- Done is better than perfect – when perfectionism leads to procrastination just take action! An imperfect plan acted upon is far better than a perfect plan that stays on the drawing board.
- Accomplishment is a journey not a destination – you will never reach a perfect level of performance, you are always growing and getting better. When you are always striving for perfection you miss the joy in the small successes and wins along the way.
- Mistakes are essential for success – mistakes are part of the learning process and when we live a life trying to avoid mistakes we miss opportunities for success and creativity. Embrace your mistakes as an opportunity to learn and do better next time.
- Other’s care less than you think. Lastly, know that while you may analyse, stress and amplify times when you failed to meet your own standards, for others it probably barely registers on their radar. People are far too concerned with their own mistakes to worry about yours!
Ask for Help
Imposter Syndrome can leave us anxious about asking for help because we think that it exposes our own inadequacies and we will be discovered for the fraud that we know we are. This can be especially true for people who have built their career on being an expert or specialist, when you are used to being asked for help it can be hard to do the same to others. When we fail to ask others for help we contribute to a culture of individualism, lower standards and cover ups within an organisation. An important part of beating imposter syndrome is recognising what you are good at and what you need help with. Know your own strengths and work in line with those strengths. Successful people are not good at everything, they are good at a few things and they focus on becoming excellent at those things. Asking for help leverages results as you reap the rewards from complimentary partnerships and accessing all of the available talent within your organisation. Asking for help also enables others to challenge their own imposter syndrome as they start to see themselves as valued and knowledgeable.
To uncover your strengths learn more about CliftonStrengths.
Reframe your Thinking
People with Imposter Syndrome think they are inferior and people without it don’t think that way. This has no bearing on your actual abilities, people with Imposter Syndrome are not any less capable than those without it. If you have it, you think and feel like an imposter and that needs to change. Use reframing techniques to see the positive in situations. Instead of thinking, I had no time to prepare for that presentation and it wasn’t very good, think, I managed to pull together a fairly decent presentation in a very short space of time. Listen for the negative voice inside your head that says you aren’t good enough. This voice is your worst enemy. Instead find another voice; imagine this voice is your biggest cheerleader, what would they say in response to your worst enemy? Find the alternative way of looking at something and show yourself self-compassion instead of self-critique. Start recording the small and big wins that you achieve to reinforce your own positive self-image. Identify the internal reasons for your success rather than attributing them to external factors. When you fail, consider what you could have done differently but also acknowledge the environmental factors that contributed to the failure.
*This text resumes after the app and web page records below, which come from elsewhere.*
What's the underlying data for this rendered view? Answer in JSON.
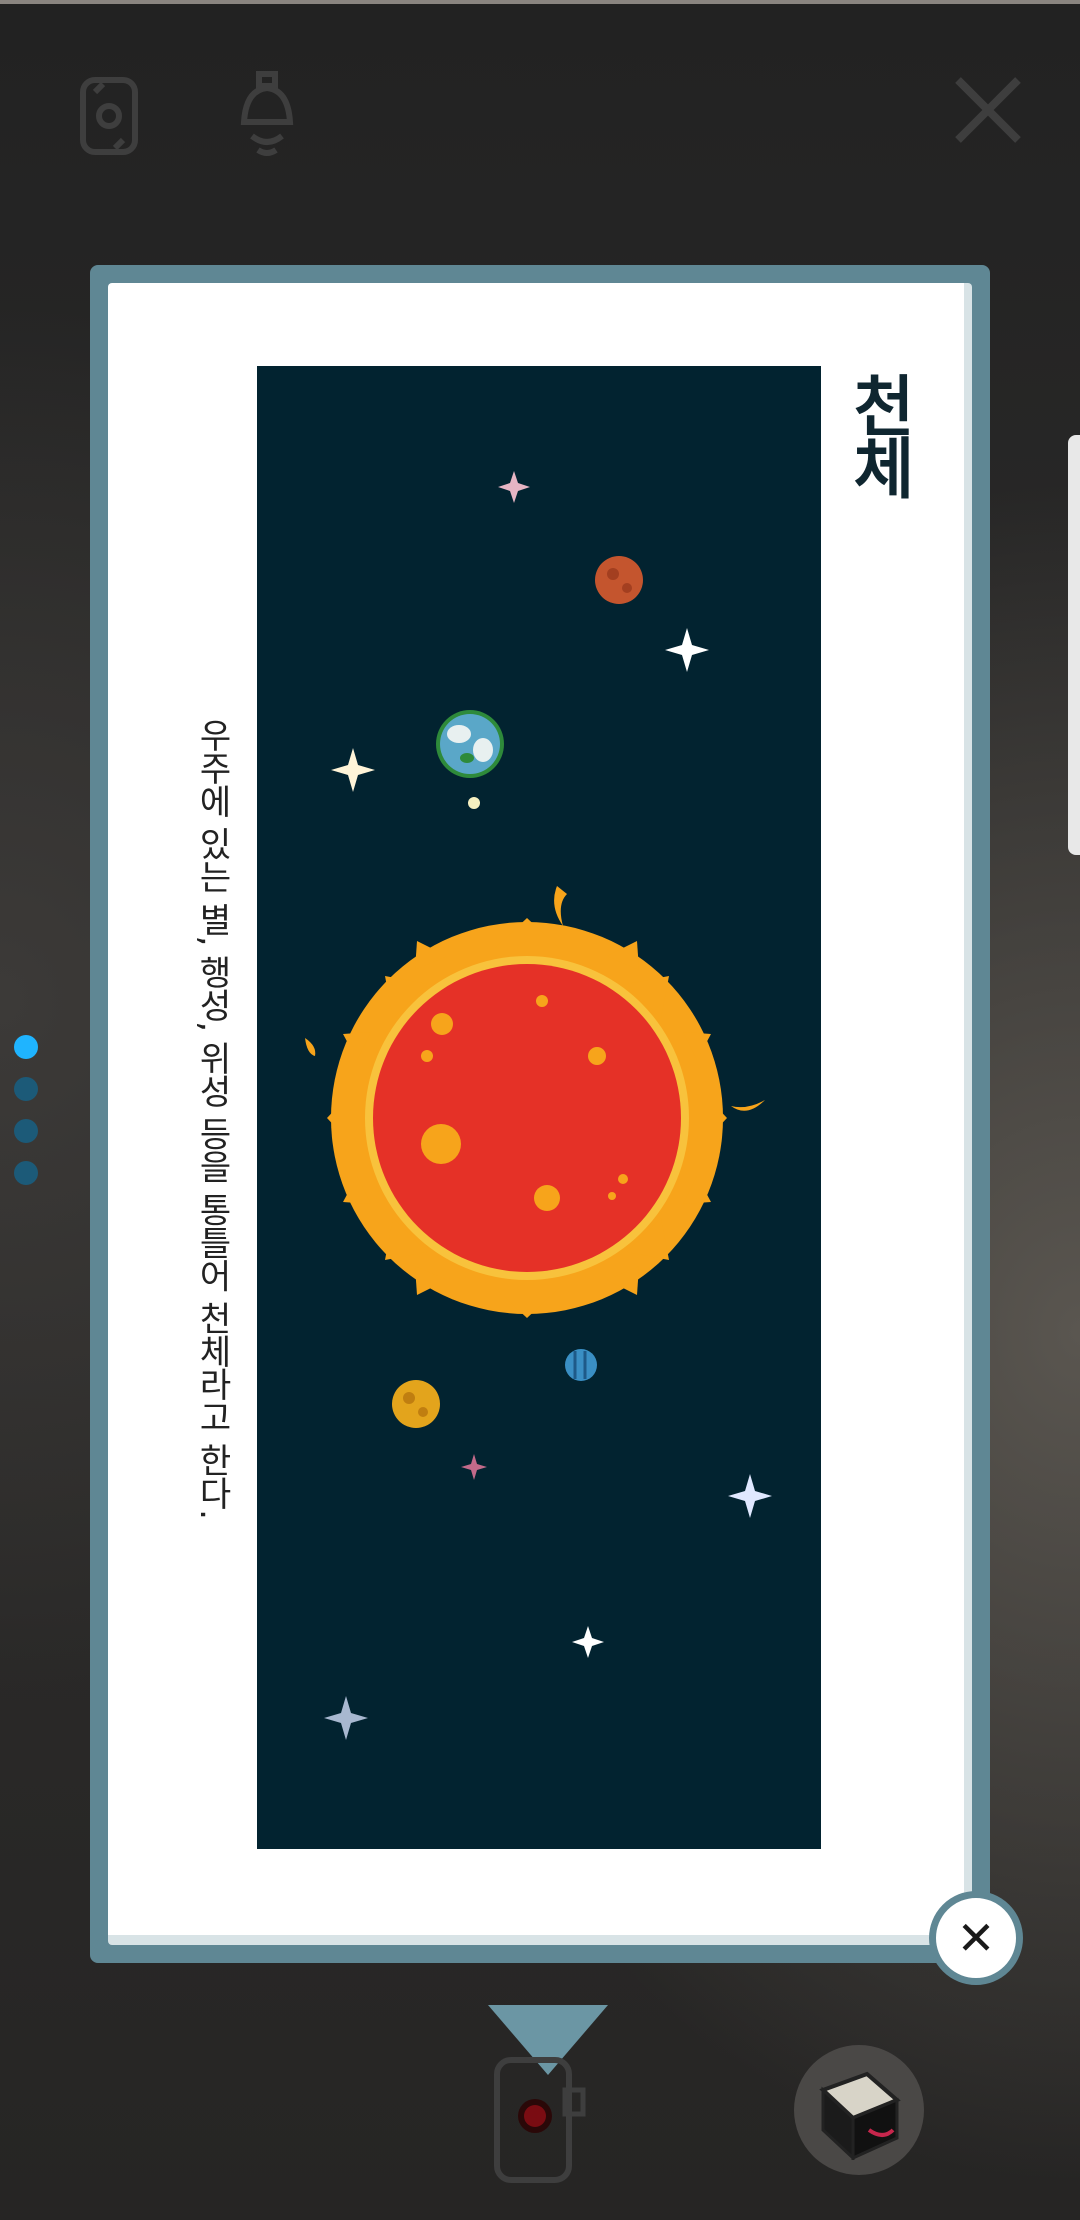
{
  "toolbar": {
    "icons": [
      "camera-switch-icon",
      "bell-icon",
      "close-icon"
    ]
  },
  "pager": {
    "count": 4,
    "active_index": 0
  },
  "card": {
    "title": "천체",
    "description": "우주에 있는 별, 행성, 위성 등을 통틀어 천체라고 한다.",
    "illustration": "solar-system-illustration",
    "close_icon": "✕"
  },
  "bottom_bar": {
    "icons": [
      "collapse-triangle-icon",
      "record-icon",
      "book-icon"
    ]
  },
  "colors": {
    "accent_frame": "#5f8794",
    "space_background": "#022330",
    "active_dot": "#1fb4ff",
    "inactive_dot": "#1c5a78"
  }
}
Imposter Syndrome will visit most of us from time to time. Recognise it when it comes and use the these techniques to get perspective and acknowledge your uniquely, brilliant, amazing contributions to the world and workplace. Know that you made that happen and while luck plays a part for us all in life, you don’t get lucky without talent and hard work.